COVID-19 continues to spread. As a result, Congress passed new rules to regulate businesses and accommodate workers battling the coronavirus. In addition to the rules outlined in the Family Medical Leave Act, employers must also adhere to the policies outlined in the new Families First Coronavirus Response Act.
What Is the Families First Coronavirus Response Act?
According to the U.S. Department of Labor, the FFCRA “requires certain employers to provide their employees with paid sick leave or expanded family and medical leave for specified reasons related to COVID-19.” These requirements are in effect through Dec. 31, 2020.
FFCRA mandates that covered employers provide employees two weeks (up to 80 hours) of paid sick leave at the employee’s regular rate of pay if the employee is:
- Unable to work, including unable to telework, because the employee is quarantined as a result of a federal, state, or local quarantine or isolation order related to COVID-19
- Experiencing COVID-19 symptoms and seeking a medical diagnosis
FFCRA also mandates that employers provide employees two weeks (up to 80 hours) of paid sick leave at two-thirds the employee’s regular rate of pay if the employee is:
- Unable to work because of a need to care for an individual subject to quarantine
- Unable to work because of a need to care for a child (under 18 years of age) whose school or child care provider is closed or unavailable for reasons related to COVID-19

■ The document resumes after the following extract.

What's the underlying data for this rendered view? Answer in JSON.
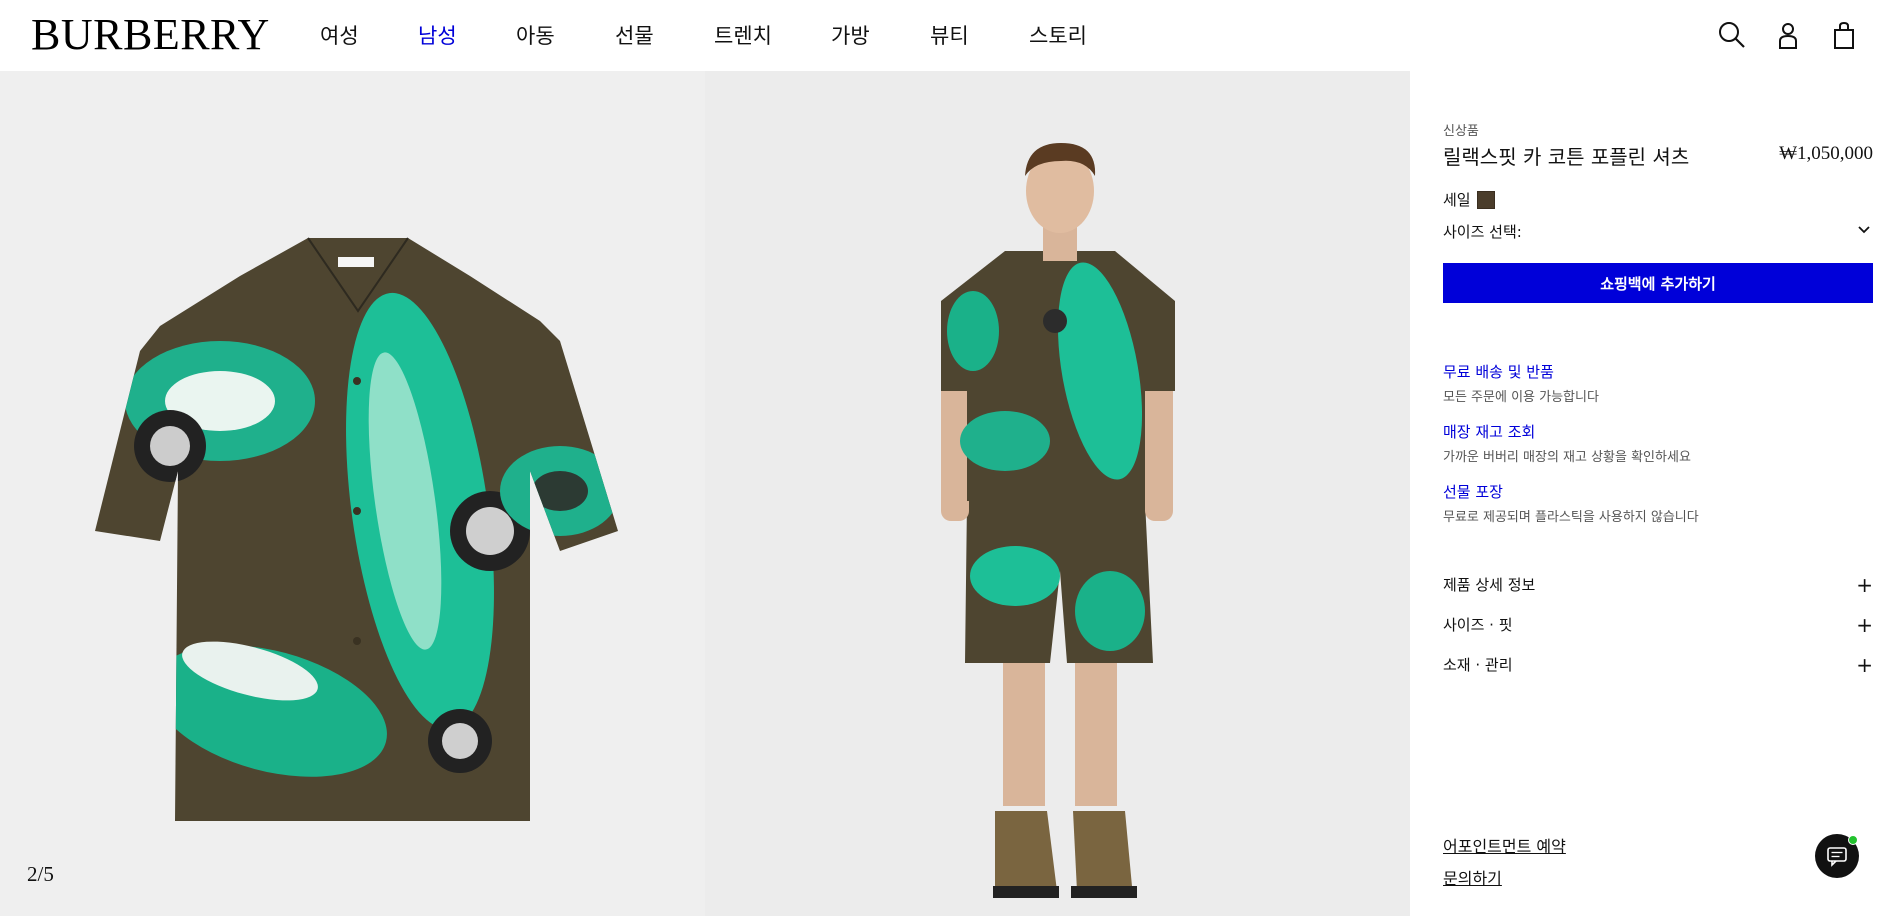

- Experiencing a substantially similar condition as specified by the secretary of Health and Human Services, in consultation with the secretaries of the Treasury and Labor
Which employers are covered?
Employers with fewer than 500 full- and part-time employees must abide by the FFCRA. However, there are some exceptions. Because federal government employees are covered by Title II of the Family and Medical Leave Act, the provisions outlined by the FFCRA do not apply to federal employees. Additionally, for small businesses (i.e. businesses with fewer than 50 employees), if circumstances from the requirement to provide leave due to school closings or child care unavailability would jeopardize the viability of the business, these businesses may qualify for exemption. Most importantly, the directive given by the Department of Labor states, “Employers of Health Care Providers or Emergency Responders may elect to exclude such employees from eligibility for the leave provided under the Act.”
What does this mean for your business?
Companies big and small have been impacted by COVID-19. This new Families First Coronavirus Response Act, while discernibly beneficial and essential for consumers, may put a strain on businesses. For employers of healthcare providers or emergency responders who are exempt, these healthcare institutions should be placing greater emphasis on the well-being of workers and communicating to them the importance of their service. Countless brands and businesses rallying behind healthcare workers through “thank you” campaigns have been popping up, and with this new act in place, it’s now more important than ever to show support.
Source: U.S Department of Labor, “Families First Coronavirus Response Act: Employer Paid Leave Requirements”